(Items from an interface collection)
<<<<

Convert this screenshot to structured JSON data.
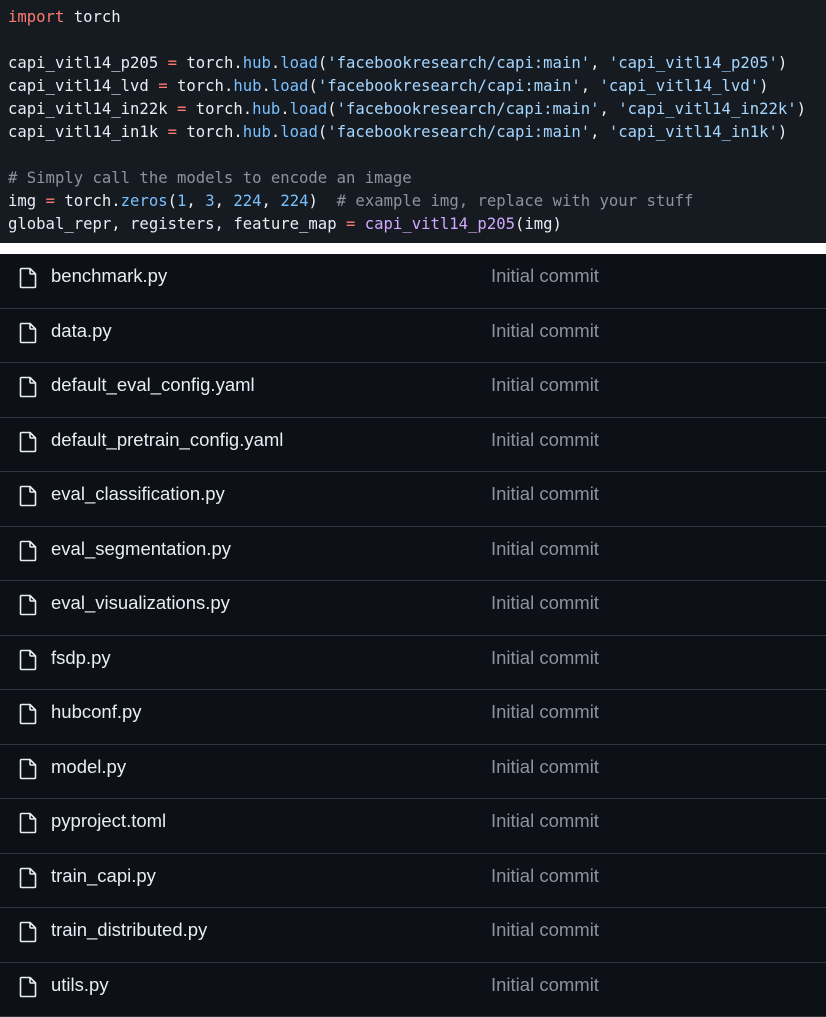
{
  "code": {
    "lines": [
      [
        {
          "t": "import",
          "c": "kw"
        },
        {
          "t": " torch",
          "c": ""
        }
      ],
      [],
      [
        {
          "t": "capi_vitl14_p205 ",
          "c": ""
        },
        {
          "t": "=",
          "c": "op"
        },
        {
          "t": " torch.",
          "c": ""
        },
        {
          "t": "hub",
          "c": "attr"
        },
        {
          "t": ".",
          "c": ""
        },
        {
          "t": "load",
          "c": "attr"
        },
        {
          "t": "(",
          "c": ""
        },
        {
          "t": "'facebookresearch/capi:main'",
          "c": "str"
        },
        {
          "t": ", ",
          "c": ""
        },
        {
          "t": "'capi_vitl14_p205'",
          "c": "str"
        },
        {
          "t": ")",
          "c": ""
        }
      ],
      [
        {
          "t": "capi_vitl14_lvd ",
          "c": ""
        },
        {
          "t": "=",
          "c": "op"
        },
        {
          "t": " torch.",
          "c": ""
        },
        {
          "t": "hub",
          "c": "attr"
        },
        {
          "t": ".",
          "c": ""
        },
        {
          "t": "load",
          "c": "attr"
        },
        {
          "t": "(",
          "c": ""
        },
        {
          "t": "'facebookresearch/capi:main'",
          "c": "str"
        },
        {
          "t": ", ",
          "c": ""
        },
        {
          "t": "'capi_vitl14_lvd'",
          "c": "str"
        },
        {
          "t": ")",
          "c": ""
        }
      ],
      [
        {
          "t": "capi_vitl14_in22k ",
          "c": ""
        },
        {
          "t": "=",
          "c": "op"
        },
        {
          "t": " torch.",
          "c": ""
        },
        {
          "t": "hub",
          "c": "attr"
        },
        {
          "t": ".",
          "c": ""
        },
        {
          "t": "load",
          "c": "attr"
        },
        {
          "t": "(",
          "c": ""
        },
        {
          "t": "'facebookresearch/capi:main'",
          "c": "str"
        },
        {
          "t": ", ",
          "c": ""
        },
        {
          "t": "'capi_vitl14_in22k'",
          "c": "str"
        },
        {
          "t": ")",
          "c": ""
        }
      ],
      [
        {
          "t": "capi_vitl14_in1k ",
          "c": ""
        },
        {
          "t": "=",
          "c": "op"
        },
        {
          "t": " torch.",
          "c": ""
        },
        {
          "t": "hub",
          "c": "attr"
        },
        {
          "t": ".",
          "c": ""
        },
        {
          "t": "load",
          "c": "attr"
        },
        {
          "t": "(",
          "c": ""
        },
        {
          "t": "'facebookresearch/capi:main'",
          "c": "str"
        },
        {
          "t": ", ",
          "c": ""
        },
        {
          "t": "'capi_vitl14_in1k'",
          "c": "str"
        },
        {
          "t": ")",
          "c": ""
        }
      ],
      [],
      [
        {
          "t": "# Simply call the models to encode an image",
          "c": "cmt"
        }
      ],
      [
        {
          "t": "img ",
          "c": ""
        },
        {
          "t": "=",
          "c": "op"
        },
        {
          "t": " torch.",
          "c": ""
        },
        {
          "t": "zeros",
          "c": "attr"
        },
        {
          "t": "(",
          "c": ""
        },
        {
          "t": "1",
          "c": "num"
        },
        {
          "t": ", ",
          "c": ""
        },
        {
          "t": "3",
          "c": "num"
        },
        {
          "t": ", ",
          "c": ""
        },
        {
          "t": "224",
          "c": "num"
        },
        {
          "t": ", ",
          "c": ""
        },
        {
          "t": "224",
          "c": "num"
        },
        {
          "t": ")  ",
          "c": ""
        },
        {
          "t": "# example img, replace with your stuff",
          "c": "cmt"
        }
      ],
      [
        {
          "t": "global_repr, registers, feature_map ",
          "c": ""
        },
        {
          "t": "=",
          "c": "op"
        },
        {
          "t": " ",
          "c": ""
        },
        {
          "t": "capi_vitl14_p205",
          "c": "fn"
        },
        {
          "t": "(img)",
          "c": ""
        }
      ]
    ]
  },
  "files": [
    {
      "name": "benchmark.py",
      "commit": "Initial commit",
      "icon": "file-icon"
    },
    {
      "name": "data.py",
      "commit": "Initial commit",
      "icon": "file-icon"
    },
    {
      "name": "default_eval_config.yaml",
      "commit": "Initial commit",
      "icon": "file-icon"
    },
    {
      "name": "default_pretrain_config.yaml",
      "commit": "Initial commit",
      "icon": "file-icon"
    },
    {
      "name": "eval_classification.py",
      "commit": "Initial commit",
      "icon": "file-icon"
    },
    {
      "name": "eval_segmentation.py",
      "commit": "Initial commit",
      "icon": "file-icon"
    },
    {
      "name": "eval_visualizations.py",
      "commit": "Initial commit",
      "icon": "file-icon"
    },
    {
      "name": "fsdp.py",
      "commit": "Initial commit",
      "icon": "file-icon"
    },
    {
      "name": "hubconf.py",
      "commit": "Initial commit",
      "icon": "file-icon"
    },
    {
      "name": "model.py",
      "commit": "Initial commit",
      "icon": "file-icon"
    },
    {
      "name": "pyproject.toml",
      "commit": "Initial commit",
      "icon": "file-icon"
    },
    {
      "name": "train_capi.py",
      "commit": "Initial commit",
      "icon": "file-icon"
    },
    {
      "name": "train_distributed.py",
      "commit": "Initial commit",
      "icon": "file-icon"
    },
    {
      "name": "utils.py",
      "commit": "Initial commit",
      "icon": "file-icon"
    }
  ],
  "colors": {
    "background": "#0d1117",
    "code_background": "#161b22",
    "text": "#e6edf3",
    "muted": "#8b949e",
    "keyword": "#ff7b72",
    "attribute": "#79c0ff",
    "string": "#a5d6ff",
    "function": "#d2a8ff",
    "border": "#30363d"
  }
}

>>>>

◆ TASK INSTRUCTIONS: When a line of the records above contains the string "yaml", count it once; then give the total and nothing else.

◆ WRITTEN RESPONSE: 2